Black science fiction was in fact an incredibly lively genre that grew and grew into the 20th century. During the Civil Rights era it exploded, with many authors exploring alternative histories and possibilities of new worlds, wrapping racial commentaries into their fiction. Afrofuturism was born in the 1990s, creating a rich body of mixed media works from members of the African diaspora, exploring science, culture, and race in innovative and striking ways. Alaya Dawn Johnson, pictured above, is one among many Black women writing amazing science fiction today (including Nalo Hopkinson, Nnedi Okorafor, Nisi Shawl, and N.K. Jemisin), and men like Samuel R. Delaney are also critically important voices in Black science fiction. Meanwhile, Latinos like Daniel Older are lively contributors to the world of speculative fiction.

People of colour have in fact been contributing to and creating science fiction since before it was recognised and popularised as a genre by white people — there’s a long tradition of what looks a whole lot like science fiction in both China and the Middle East, for instance, with authors who were widely read and beloved. What some people sandwich into ‘mythology’ or fantasy (like the magical realism tradition) takes on aspects of speculative fiction, and includes rich traditions with their roots deep in communities of colour — notably, magical realism has caught on substantially in the white community in recent years, where it’s treated as something innovative and novel despite the fact that it originated in a Latin-American tradition and experience, and involves cultural themes that exclude white experience.

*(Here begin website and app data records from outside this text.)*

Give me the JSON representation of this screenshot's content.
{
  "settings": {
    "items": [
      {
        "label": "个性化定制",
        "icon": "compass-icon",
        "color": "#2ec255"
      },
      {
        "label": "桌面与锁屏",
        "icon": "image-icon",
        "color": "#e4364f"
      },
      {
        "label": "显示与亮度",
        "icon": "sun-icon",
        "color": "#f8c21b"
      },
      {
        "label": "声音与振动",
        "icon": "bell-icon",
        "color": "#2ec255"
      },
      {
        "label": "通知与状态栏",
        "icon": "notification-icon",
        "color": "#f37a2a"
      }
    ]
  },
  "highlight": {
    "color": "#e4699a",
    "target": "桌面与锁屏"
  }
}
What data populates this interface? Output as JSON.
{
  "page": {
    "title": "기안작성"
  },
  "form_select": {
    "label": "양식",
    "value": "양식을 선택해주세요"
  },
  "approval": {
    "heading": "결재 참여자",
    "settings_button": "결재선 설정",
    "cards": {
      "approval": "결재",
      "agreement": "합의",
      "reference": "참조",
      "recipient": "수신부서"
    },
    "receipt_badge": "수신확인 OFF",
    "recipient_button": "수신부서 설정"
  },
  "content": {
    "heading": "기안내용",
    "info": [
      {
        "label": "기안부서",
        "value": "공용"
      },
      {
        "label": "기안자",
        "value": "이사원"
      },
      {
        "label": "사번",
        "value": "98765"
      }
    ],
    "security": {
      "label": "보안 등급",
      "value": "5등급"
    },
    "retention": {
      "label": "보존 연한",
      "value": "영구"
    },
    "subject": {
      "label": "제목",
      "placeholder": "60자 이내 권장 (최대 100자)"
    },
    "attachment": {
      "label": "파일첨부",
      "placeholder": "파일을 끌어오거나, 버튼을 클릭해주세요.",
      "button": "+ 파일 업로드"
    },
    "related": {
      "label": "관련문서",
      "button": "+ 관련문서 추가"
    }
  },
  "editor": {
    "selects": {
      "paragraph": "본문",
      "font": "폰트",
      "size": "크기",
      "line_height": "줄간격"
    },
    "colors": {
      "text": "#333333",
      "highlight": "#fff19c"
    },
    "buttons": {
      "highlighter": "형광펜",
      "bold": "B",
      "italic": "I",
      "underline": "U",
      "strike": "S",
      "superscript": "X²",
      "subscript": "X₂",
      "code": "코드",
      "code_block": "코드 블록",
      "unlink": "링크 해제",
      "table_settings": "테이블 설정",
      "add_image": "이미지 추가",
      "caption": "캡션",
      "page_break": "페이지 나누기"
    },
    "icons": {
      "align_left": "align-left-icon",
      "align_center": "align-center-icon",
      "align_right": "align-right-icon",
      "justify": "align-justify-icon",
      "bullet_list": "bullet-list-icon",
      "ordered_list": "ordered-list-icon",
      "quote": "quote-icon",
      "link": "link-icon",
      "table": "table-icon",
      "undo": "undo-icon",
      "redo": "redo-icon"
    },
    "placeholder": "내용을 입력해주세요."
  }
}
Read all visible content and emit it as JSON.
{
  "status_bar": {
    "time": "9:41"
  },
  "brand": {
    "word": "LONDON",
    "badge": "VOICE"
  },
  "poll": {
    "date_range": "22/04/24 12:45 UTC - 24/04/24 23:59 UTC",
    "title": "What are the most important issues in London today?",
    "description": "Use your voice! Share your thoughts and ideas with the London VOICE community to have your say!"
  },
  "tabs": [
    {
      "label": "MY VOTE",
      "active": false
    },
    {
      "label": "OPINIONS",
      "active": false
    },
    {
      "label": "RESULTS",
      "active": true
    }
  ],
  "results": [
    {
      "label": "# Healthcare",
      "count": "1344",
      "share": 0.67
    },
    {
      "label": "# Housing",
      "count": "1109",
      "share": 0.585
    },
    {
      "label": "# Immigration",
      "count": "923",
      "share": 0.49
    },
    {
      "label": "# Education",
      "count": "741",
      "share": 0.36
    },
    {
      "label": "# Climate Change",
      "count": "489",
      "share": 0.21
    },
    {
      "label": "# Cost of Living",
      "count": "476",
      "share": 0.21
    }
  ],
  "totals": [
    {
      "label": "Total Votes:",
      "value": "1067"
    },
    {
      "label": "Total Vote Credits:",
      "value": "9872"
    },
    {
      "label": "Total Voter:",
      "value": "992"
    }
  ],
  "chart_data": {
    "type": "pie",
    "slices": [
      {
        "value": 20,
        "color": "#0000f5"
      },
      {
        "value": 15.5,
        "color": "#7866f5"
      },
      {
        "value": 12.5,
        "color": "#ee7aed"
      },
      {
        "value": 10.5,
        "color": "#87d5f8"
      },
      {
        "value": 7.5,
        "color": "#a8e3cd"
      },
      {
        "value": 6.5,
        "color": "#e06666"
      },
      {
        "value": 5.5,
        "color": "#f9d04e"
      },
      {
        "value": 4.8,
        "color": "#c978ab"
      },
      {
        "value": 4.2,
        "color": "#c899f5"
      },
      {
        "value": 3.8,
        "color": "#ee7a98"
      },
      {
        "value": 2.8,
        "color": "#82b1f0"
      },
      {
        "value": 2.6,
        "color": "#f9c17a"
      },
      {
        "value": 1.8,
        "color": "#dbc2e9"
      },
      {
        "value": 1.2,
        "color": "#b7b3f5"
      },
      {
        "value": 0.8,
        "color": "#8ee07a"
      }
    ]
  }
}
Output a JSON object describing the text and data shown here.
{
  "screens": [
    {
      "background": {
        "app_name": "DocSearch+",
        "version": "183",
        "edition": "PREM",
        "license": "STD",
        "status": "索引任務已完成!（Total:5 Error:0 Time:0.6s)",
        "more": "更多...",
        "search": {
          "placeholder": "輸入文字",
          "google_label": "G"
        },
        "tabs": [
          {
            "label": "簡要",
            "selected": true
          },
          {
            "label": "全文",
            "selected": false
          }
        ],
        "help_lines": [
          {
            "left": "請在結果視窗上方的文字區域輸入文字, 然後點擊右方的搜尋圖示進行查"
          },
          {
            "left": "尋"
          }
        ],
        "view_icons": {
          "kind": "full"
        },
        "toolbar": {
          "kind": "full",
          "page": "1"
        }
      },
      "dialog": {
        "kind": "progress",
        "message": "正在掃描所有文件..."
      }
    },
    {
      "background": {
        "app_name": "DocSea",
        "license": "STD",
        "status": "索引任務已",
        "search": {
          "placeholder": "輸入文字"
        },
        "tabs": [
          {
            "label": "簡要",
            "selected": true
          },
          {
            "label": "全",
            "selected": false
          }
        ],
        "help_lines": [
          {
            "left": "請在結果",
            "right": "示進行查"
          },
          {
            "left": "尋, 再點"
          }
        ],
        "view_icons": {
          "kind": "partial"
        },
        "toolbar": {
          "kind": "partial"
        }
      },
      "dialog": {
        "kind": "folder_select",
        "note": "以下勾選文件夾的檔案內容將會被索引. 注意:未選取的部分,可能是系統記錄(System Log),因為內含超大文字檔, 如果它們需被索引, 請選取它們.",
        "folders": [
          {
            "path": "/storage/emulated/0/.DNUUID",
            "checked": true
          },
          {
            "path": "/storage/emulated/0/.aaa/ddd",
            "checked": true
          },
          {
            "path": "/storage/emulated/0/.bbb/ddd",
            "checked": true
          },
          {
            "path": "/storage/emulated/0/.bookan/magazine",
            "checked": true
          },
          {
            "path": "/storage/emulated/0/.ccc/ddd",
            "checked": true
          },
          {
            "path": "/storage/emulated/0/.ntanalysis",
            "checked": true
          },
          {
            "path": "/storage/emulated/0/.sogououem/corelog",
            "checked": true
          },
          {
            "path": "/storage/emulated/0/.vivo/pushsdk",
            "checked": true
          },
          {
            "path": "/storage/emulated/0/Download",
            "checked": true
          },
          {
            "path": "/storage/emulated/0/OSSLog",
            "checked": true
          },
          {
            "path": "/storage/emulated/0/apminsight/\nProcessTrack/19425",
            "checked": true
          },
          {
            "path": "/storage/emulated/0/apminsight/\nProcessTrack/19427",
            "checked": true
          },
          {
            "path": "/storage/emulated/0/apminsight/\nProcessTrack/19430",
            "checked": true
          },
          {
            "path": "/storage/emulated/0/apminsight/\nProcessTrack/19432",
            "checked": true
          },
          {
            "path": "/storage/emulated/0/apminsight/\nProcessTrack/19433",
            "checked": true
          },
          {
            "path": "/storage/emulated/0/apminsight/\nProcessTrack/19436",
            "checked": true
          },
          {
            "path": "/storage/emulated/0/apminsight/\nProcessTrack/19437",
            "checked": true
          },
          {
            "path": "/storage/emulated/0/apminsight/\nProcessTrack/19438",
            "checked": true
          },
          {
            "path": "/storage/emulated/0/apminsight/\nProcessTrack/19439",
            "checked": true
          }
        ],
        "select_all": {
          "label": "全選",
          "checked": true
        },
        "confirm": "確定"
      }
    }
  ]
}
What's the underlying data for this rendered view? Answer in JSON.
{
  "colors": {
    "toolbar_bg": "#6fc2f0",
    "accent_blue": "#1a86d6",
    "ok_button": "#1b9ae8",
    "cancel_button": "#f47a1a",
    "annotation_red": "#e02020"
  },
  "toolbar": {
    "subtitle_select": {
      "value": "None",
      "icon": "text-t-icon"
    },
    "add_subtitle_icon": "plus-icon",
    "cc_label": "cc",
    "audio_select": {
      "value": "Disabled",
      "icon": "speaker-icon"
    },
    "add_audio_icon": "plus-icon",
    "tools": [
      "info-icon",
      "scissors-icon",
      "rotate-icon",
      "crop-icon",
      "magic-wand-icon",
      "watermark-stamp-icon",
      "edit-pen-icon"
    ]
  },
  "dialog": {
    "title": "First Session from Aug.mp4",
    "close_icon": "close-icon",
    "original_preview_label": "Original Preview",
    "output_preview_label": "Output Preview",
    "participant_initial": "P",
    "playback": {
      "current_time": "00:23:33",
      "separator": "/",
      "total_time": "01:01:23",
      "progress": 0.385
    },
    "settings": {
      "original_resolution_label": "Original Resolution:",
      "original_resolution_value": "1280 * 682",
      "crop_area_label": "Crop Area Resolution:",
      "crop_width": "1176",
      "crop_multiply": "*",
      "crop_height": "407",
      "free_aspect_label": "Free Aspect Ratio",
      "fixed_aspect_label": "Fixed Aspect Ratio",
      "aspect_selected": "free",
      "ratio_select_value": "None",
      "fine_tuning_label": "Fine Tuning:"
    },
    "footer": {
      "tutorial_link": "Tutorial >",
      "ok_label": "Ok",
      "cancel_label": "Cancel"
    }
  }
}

This barely scratches the surface of the ways in which writers of colour didn’t just participate in the development of speculative fiction, but actively shaped it, and continue to do so. It’s a jumbled, brief, harried synopsis of a vast community’s contributions. Now, imagine applying that across a huge range of literary genres, and start asking yourself, if you aren’t already: Where did the foundational people of this genre really come from? Who am I not reading about? Who is shaping this genre today that I’m not even aware of? How are people of colour being erased from the literary canon as authors, as creators, as innovators, as people who are changing the face of the reading world? And how much do you trust white chroniclers and arbiters to provide you with believable information about literary movements?

Image: Alaya Dawn Johnson at Sirens!, K. Tempest Bradford, Flickr